I hope you all got out and enjoyed some fireworks this past weekend. My family went down into our little historic town, not all that far north of where George Washington and his men wintered the year we almost lost it all, and sat with friends and neighbors on the side of the hill to watch the show. I thought about mentioning to my kids that these fireworks were real to the soldiers and civilians who fought during the Revolutionary War, and in every war since then; that they represent more than a good time with friends and family, but I didn't.
A cursory glance at any history book more than a decade old (back when we used to compile historical information into books instead of wikis that can be easily updated as we go along) will reveal that great leaders always seem to emerge during highly volatile times. Few are the truly great who inherited a peaceful land in a time of plenty — and still made it into the history books. There may have been some, but they are pretty much all covered together in a sentence that usually goes something like, "and then there was a 1,000 years of peace and prosperity."
Sucks to be those guys.
Bond insurer ACA Financial Guaranty filed suit Thursday against Goldman Sachs.
The suit alleges fraud and seeks $30 million in compensatory and $90 million in punitive damages stemming from the role the investment bank played in the marketing of the synthetic collateralized debt obligation named ABACUS.
Goldman Sachs developed ABACUS and sold it to investors on behalf of its hedge fund client Paulson & Co. in 2007.
I caught an old movie over the long weekend. One of the cable channels (I don't know which one. It comes on after you hit the next channel button a couple hundred times in search of something to watch) was running the 1985 film "The Goonies." It took me back to my college days and surprised me with a critical connection to the mortgage lending business I'd never noticed before.
While other state and federal regulatory bodies overlap in their regulation of the mortgage industry, the very particular consumer focus of the CFPB is not duplicated by any other body. Will deregulation mean a return to the Wild West lending atmosphere that led to the financial crisis? What happens next? We asked John Socknat, partner at Ballard Spahr, to weigh in on what mortgage lenders and servicers can expect from a Trump administration.

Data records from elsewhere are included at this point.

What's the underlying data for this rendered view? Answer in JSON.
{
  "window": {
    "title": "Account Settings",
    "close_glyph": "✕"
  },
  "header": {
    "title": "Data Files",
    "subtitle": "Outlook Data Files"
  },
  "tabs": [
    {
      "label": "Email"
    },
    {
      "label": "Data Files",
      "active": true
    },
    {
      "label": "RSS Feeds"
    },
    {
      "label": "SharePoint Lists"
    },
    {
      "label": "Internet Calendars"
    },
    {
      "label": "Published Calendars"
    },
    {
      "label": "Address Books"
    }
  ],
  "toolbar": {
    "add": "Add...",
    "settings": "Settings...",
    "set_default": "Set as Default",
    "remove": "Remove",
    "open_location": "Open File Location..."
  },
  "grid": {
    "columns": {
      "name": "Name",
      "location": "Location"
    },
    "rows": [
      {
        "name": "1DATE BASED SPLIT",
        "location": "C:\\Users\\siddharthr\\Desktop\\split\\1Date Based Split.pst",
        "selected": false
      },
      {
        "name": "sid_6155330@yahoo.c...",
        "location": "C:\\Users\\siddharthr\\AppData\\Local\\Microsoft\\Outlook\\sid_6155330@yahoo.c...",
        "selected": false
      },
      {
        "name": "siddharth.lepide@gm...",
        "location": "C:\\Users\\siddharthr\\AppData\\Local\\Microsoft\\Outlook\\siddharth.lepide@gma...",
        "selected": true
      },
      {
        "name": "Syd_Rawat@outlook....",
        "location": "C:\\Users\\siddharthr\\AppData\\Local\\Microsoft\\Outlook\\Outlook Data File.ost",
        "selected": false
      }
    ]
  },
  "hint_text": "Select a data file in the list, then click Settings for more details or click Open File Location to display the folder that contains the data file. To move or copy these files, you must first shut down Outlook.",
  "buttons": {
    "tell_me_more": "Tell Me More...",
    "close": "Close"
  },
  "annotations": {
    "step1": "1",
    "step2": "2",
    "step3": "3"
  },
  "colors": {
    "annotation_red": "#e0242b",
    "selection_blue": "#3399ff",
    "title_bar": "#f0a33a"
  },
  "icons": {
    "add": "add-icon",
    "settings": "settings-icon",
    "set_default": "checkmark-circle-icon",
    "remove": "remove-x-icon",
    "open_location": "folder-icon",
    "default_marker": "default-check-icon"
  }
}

Amid the potential new direction from the White House, Congress and regulators, leadership in our industry is more important than ever. Which is why HousingWire is proud to present the 40 winners of our 2016 Vanguard award. These leaders from all segments of the mortgage ecosphere demonstrate that our industry is more than capable of meeting the challenges that lie ahead.
The marketplace is full of hard and private money lenders — it will come down to who can best assist investors in completing their goals, whether that be by providing quicker close times, or with more accurate valuations. With how many options there are for borrowers, lenders will need to start competing for marketshare as borrowers shop their situations to multiple lenders, leveraging the offers against each other. This process will force lenders to update their guidelines, or be forced out of the market.